  • Benjamin Smith , the last of the heirs of Landgrave Thomas Smith to hold title to Smith Island and Bald Head, died in 1826 following a distinguished career in which he served as an aide de camp to General Washington as well as Governor of North Carolina, 1810-1811.
  • In 1784 the North Carolina Assembly authorized a special duty of six pence per ton to be paid by all vessels entering the Cape Fear, the proceeds to be used for “erecting beacons and buoys at the mouth of the Cape Fear River.”  By 1789 there was enough money in the hands of the commissioners to begin construction of a lighthouse on Bald Head.  Benjamin Smith, a member of the commission and owner of Bald Head, donated 10 acres, with the stipulation “that no person, shall be allowed to carry or keep on the said island, or any part thereof, any cattle, hogs, or stock of any kind.” The lighthouse keeper was permitted to keep poultry, a cow, and a calf but anyone found hunting on the Island would be fined five pounds the first time and ten pounds for each succeeding offense.
  • John J. Hedrick, an engineer from Wilmington and commander of the Confederate “Cape Fear Minute Men” was put in charge of the building of Fort Holmes on the west side of Bald Head.  The primary mission of the 1,400 men of the 40th Regiment, North Carolina Troops under Hedrick’s command was to prevent enemy landings anywhere on Smith Island; another was to go to the aid of any friendly vessel unfortunate enough to run aground on or near the island.
  • An early plan, in the 1920’s and 30’s, for development of what the promoter called “Palmetto Island” resulted in clearing for proposed roads, and construction of a pier, a pavilion, and a partially completed hotel.
  • Frank O. Sherrill of Charlotte purchased Bald Head Island in 1938 with plans for a major resort which would include a four lane  “ocean highway” down the East Beach from Fort Fisher – to be paid for by the State of NC. In 1963 he consolidated his holdings by purchasing the federal property surrounding the two Lightstations and Lifesaving Station.
  • In 1972 the Carolina Cape Fear Corporation purchased Bald Head from Frank Sherrill and announced development plans; however, politics, an economic recession, and a new public awareness of the value of undeveloped natural areas doomed their project to failure.

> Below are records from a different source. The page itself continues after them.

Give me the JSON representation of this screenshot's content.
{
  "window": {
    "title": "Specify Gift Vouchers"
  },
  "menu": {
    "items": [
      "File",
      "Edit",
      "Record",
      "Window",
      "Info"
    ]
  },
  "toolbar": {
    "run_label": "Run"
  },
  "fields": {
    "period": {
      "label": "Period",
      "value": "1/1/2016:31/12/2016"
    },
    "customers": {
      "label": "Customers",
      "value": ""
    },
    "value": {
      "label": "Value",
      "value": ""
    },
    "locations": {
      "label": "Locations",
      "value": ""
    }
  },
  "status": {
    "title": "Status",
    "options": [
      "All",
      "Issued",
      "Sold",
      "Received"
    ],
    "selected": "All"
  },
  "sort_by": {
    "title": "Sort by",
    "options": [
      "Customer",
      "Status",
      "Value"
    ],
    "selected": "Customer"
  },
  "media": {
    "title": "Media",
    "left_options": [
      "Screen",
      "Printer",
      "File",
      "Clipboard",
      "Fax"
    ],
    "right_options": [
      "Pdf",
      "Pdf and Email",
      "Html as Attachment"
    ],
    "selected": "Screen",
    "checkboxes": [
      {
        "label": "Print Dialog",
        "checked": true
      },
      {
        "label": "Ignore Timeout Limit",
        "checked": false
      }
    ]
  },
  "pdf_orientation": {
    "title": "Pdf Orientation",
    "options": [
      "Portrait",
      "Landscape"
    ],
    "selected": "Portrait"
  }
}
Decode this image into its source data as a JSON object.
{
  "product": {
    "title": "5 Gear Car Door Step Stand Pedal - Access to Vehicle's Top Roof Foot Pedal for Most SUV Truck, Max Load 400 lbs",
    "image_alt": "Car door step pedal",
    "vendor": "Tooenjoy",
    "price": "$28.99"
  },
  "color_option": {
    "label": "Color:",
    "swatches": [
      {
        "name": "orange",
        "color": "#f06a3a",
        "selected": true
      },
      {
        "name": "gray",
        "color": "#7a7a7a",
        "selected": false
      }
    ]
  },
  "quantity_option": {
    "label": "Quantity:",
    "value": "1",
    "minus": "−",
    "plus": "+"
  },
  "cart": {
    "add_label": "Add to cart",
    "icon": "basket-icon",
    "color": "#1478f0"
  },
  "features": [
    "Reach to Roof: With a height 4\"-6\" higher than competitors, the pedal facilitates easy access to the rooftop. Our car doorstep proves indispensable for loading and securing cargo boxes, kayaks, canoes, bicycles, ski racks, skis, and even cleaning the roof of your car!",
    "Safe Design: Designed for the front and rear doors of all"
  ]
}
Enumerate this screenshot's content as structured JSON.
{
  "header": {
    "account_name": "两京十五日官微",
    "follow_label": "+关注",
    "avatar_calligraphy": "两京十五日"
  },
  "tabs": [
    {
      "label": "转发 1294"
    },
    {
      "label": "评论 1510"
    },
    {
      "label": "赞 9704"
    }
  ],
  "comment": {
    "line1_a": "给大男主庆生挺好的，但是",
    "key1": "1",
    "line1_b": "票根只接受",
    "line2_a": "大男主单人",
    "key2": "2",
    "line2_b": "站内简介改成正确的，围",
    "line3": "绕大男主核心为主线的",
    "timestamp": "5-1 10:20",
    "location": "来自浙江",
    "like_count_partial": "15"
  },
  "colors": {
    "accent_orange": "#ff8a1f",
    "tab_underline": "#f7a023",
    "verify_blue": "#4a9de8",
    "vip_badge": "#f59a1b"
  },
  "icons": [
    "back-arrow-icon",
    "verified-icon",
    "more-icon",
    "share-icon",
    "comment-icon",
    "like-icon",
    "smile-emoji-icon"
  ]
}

  • Today 10,000 acres of marsh and estuary belong to the State of North Carolina. The Bald Head Island Conservancy and the North Carolina Nature Conservancy are involved in managing the undeveloped land.